**Information:**
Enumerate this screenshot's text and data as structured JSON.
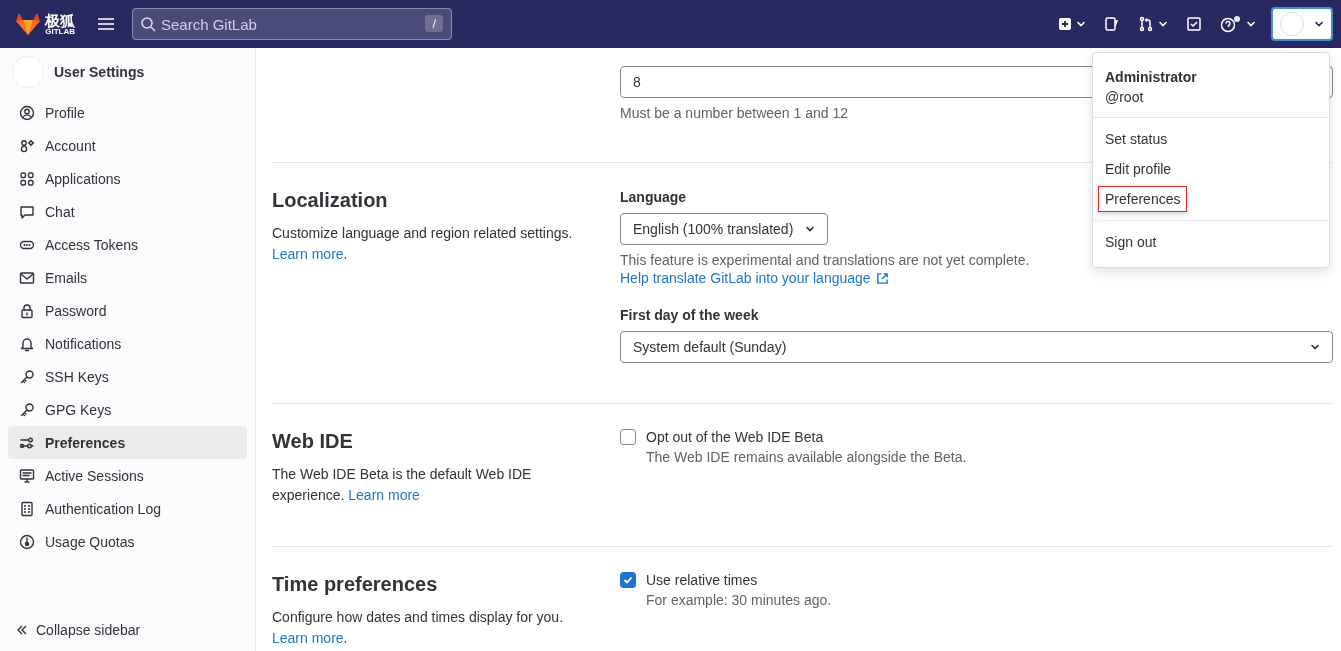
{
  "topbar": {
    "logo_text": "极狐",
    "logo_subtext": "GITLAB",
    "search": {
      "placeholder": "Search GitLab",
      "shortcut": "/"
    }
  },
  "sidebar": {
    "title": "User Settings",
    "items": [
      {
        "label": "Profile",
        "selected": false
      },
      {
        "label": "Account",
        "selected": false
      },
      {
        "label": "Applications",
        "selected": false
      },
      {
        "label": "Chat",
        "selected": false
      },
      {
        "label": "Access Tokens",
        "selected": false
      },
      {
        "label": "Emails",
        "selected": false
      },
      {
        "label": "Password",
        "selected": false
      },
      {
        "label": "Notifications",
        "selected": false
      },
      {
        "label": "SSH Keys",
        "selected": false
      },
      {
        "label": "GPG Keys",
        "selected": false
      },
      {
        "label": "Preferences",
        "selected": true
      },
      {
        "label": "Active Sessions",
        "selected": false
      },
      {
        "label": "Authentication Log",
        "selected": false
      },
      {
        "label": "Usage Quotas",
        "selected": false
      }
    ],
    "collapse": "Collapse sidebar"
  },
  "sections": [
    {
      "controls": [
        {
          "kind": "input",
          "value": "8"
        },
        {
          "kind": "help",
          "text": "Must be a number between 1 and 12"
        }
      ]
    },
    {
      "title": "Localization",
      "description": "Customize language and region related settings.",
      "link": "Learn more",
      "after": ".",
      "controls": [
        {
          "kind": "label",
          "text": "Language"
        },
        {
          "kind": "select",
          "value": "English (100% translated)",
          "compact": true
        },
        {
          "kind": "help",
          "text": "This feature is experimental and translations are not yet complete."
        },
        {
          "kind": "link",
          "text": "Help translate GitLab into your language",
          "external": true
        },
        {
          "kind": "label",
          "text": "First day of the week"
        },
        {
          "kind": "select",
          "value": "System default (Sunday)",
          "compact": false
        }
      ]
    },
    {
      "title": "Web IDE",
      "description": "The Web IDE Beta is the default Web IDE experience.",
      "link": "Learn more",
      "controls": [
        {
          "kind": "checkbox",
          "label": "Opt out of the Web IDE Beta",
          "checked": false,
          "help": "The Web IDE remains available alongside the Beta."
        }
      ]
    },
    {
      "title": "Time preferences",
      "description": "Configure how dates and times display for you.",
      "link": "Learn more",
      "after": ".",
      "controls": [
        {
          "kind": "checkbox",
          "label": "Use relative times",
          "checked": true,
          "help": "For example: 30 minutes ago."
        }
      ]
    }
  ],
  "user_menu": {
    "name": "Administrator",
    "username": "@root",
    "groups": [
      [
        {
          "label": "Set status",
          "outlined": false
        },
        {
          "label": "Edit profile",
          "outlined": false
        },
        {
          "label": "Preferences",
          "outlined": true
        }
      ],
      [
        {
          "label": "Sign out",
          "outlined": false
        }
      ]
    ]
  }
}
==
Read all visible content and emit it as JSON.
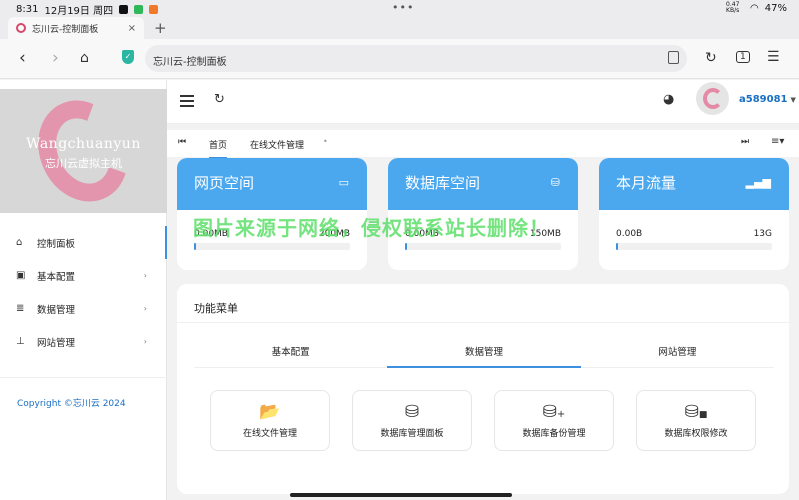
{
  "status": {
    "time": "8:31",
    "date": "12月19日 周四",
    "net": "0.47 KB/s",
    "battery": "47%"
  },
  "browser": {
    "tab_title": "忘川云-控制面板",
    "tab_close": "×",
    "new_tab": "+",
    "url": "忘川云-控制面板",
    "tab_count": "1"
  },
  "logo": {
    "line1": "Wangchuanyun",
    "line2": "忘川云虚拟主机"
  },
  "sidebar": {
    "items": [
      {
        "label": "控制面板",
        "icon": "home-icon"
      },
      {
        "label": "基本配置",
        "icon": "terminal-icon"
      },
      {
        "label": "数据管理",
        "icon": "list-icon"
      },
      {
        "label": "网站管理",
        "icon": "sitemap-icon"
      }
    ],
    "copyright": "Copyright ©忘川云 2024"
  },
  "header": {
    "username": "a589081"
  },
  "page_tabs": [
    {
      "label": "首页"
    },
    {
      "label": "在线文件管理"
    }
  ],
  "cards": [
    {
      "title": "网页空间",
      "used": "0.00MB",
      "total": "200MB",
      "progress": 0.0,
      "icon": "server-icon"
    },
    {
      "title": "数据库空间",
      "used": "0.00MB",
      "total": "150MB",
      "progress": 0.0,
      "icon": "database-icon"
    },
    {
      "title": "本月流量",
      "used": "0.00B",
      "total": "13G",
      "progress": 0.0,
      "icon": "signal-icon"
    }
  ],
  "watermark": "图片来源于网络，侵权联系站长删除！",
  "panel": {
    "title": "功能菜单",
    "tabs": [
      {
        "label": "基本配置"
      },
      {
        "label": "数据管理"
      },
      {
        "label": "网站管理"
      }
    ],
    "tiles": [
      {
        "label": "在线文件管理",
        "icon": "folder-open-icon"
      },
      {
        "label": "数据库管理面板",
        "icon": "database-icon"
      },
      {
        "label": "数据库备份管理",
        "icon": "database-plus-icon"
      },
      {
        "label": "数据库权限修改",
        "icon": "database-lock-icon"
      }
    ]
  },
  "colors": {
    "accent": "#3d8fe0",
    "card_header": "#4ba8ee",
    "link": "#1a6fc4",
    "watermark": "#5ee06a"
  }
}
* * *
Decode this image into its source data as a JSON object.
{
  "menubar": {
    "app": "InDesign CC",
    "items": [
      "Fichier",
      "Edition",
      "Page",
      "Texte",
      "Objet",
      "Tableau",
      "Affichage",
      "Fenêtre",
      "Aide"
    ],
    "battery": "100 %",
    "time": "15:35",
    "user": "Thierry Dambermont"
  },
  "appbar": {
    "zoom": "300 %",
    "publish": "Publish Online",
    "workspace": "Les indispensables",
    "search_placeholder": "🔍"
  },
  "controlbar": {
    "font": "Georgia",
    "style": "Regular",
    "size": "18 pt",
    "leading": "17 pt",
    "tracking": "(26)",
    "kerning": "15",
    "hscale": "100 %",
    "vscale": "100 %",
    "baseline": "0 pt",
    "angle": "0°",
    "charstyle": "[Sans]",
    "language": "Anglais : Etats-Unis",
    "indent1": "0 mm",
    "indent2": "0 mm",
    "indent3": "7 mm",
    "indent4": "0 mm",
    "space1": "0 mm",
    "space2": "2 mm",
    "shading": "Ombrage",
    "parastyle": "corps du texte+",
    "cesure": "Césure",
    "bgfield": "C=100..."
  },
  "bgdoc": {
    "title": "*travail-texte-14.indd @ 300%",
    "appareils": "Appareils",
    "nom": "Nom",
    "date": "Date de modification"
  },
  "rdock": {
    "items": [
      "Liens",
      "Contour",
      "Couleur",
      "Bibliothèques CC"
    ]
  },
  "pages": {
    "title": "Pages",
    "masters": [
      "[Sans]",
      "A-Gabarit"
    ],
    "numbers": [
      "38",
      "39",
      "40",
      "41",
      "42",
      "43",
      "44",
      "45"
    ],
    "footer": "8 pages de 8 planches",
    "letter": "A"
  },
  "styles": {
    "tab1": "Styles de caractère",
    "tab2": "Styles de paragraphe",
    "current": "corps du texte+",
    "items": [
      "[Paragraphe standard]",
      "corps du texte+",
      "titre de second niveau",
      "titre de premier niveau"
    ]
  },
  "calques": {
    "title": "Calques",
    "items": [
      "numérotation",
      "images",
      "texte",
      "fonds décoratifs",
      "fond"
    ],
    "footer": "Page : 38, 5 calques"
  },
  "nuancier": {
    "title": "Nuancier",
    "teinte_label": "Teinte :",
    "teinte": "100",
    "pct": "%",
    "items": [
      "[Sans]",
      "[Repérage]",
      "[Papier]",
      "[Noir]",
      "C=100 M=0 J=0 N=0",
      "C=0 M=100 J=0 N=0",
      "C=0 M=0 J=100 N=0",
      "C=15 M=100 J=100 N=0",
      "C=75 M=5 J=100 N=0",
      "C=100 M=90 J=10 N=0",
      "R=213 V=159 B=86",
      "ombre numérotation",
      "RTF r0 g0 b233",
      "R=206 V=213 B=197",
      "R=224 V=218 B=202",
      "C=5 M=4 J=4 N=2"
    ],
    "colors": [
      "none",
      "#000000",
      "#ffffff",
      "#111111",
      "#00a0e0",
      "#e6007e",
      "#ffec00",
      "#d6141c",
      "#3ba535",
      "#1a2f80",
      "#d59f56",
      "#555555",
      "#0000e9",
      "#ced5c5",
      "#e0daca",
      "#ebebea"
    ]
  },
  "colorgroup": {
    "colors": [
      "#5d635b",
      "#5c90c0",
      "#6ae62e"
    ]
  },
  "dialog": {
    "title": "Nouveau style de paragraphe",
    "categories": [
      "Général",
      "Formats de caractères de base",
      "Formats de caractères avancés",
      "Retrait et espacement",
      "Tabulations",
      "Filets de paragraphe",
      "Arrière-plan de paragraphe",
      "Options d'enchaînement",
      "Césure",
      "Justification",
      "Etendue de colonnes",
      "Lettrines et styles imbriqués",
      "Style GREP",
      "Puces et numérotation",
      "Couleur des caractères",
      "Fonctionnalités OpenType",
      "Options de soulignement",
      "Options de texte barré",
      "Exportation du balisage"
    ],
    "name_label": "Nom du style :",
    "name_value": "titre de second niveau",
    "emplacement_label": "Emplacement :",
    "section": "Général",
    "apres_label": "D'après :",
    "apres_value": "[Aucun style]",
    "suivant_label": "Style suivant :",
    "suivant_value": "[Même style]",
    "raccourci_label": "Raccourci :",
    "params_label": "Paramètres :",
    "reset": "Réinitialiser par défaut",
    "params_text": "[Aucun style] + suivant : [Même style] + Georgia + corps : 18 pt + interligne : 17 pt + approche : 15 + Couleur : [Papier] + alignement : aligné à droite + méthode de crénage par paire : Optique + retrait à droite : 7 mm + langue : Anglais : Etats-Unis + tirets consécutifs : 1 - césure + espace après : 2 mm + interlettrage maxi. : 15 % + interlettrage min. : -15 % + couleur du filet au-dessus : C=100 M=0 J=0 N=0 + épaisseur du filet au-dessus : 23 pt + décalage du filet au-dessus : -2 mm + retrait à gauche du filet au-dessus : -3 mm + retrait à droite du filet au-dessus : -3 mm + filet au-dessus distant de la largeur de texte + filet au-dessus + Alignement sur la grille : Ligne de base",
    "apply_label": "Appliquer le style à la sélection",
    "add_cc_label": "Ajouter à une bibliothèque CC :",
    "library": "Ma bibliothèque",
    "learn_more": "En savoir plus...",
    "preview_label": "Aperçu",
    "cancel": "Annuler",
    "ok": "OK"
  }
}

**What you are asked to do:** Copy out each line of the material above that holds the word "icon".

**Exercise solution:**
        "icon": "home-icon"
        "icon": "terminal-icon"
        "icon": "list-icon"
        "icon": "sitemap-icon"
      "icon": "server-icon"
      "icon": "database-icon"
      "icon": "signal-icon"
        "icon": "folder-open-icon"
        "icon": "database-icon"
        "icon": "database-plus-icon"
        "icon": "database-lock-icon"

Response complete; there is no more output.